Russian forces have detained Ukrainian prisoners of war in horrible conditions, subjecting them to beatings and denying them food to the point where many became severely undernourished, a senior Ukrainian government official said on Thursday.
The captors held so-called meetings in which prisoners were forced to run a gauntlet through a barrage of blows from rubber batons, said Dmytro Lubinets, the Ukrainian parliamentary commissioner for human rights.
“These batons even broke, and after that they used wooden sticks,” he told journalists.

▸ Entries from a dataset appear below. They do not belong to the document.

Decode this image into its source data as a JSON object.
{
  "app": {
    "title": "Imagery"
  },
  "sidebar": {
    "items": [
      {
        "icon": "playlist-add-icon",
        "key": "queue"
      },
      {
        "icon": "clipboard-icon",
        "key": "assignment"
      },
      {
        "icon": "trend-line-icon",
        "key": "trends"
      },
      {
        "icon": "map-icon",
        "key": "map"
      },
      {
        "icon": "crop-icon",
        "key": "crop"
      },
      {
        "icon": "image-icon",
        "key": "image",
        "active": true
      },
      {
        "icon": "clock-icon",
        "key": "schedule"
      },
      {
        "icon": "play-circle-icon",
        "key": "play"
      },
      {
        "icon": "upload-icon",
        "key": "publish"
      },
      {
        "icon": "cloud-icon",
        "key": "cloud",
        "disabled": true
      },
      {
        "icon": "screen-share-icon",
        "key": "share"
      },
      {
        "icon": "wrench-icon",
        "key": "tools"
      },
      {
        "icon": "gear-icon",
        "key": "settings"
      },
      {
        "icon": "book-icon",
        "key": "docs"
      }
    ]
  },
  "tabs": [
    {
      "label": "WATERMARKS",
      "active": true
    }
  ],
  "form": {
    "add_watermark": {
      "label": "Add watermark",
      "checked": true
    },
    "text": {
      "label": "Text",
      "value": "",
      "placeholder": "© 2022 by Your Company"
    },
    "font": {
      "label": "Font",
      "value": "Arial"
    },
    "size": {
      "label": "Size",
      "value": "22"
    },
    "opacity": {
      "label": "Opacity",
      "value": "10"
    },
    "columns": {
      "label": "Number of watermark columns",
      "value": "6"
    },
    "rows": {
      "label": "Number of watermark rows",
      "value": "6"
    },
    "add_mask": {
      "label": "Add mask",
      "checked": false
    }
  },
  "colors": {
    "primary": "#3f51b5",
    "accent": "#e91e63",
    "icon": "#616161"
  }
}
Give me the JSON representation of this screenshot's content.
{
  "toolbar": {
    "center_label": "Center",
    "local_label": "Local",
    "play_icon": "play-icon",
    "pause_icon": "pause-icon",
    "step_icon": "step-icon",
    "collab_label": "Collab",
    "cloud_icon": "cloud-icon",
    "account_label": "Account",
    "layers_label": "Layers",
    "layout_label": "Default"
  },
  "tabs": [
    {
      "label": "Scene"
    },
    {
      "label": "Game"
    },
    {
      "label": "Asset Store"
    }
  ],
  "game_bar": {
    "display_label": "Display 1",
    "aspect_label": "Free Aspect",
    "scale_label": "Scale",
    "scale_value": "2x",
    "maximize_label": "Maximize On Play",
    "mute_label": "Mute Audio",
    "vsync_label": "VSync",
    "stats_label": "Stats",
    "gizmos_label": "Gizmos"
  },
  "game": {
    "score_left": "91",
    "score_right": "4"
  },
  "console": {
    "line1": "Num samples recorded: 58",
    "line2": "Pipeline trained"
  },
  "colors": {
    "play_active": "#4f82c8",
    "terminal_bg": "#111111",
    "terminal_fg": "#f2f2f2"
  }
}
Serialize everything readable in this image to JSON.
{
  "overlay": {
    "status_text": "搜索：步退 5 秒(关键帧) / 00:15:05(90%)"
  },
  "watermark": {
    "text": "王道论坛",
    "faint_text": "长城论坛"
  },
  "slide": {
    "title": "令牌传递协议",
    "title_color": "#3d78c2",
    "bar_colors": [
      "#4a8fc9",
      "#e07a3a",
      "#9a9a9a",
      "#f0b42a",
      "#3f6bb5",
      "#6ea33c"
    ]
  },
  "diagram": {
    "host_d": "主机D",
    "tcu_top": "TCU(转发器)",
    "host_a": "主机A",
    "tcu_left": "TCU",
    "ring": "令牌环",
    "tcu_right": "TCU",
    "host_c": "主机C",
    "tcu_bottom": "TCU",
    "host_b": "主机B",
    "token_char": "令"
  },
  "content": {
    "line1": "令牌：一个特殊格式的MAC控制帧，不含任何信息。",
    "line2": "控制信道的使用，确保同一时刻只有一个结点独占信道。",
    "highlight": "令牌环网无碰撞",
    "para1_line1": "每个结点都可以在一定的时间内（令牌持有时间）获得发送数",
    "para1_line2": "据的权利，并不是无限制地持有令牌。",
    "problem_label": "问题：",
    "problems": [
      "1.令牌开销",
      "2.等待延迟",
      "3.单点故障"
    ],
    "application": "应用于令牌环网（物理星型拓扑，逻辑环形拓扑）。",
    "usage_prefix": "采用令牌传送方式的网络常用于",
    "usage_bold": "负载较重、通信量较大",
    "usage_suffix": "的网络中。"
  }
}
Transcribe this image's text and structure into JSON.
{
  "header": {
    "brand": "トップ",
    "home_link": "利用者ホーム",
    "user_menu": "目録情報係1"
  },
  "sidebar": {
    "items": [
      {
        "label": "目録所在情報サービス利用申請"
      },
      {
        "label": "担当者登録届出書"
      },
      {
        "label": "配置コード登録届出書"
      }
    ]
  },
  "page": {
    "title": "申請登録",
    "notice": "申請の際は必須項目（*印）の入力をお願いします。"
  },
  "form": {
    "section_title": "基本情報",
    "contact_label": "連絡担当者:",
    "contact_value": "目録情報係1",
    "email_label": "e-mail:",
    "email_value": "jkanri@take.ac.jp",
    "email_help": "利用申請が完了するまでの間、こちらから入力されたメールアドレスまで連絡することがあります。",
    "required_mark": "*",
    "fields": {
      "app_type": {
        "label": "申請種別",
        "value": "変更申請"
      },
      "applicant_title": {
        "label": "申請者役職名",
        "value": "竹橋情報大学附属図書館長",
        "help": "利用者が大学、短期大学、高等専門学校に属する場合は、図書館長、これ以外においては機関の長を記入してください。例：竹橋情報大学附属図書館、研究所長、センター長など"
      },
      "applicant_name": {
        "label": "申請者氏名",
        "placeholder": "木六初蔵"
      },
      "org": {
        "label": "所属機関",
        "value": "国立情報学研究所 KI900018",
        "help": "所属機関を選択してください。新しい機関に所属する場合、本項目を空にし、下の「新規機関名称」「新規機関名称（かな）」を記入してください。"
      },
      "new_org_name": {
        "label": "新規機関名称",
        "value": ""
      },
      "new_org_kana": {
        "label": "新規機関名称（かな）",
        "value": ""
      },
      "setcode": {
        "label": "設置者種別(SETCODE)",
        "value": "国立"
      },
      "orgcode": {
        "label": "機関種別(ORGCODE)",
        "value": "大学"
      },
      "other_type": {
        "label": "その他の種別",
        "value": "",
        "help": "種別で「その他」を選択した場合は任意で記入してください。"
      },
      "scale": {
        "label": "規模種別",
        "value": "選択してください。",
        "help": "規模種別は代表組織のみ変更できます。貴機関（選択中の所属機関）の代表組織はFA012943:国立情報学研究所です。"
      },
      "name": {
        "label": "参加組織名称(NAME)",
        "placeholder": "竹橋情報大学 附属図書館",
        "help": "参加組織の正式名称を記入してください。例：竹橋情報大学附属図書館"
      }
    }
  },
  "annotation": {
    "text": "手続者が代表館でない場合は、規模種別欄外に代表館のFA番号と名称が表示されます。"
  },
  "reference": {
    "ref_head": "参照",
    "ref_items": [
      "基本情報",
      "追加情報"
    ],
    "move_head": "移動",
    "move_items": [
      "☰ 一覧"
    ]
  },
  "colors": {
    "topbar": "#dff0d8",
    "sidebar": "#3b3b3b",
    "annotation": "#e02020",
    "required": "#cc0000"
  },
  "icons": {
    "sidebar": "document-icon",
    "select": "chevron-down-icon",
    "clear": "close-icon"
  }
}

Around 800 prisoners of war have been returned to Ukraine in roughly 20 exchanges since Russia’s invasion began in February, according to Andriy Yusov, who represents the intelligence department in Ukraine’s ministry of defense. His statement to journalists gave no details of the mechanism for the swaps and did not say how many Russians were exchanged.
The treatment of prisoners of war is an emotional issue for Ukraine, which holds its fighters in high esteem for their defense of the country. Evidence of Russian abuses of captives, aside from being an apparent violation of the Geneva Conventions, has fueled outrage and added to a litany of reports of Russian war crimes.
The reports include the massacre of civilians in communities outside the capital Kyiv early in the conflict, the bombing of a maternity ward and a theater where civilians were sheltering in the southern city of Mariupol and rocket attacks on civilian targets including apartment buildings, shopping malls, train stations and busy public squares.
In addition, Ukraine is compiling evidence about an explosion in July that killed at least 50 prisoners of war at a Russian prison camp in Donetsk Province, in eastern Ukraine. Russia said Ukrainian forces shelled the camp, but Ukraine said it was a war crime committed by Russian forces. Some of those killed had fought to defend a steelworks during a siege in the port city of Mariupol that became a symbol of the country’s suffering.
President Volodymyr Zelensky signaled the national importance of prisoners in a speech delivered late on Wednesday. “We remember all our people and try to free each and every one of them from captivity, not a single Ukrainian has been forgotten,” he said.
Mr. Lubinets said that the prisoners he had spoken with were held in “terrible conditions,” given little food or water, no toilet paper, soap, or toothbrushes and were also forced to sleep on concrete floors without blankets or mattresses. All the prisoners lost weight, he said.
Ukrainian officials have avoided giving details of prisoner trades or saying how many prisoners it holds, citing security reasons. But on Thursday a senior official in the president’s office, Andriy Yermak, said that six people, including four marines who had fought at Mariupol and two civilians, were returned in a swap.
Military experts say that Ukraine had netted many new Russian prisoners during a recent counteroffensive in the northeast.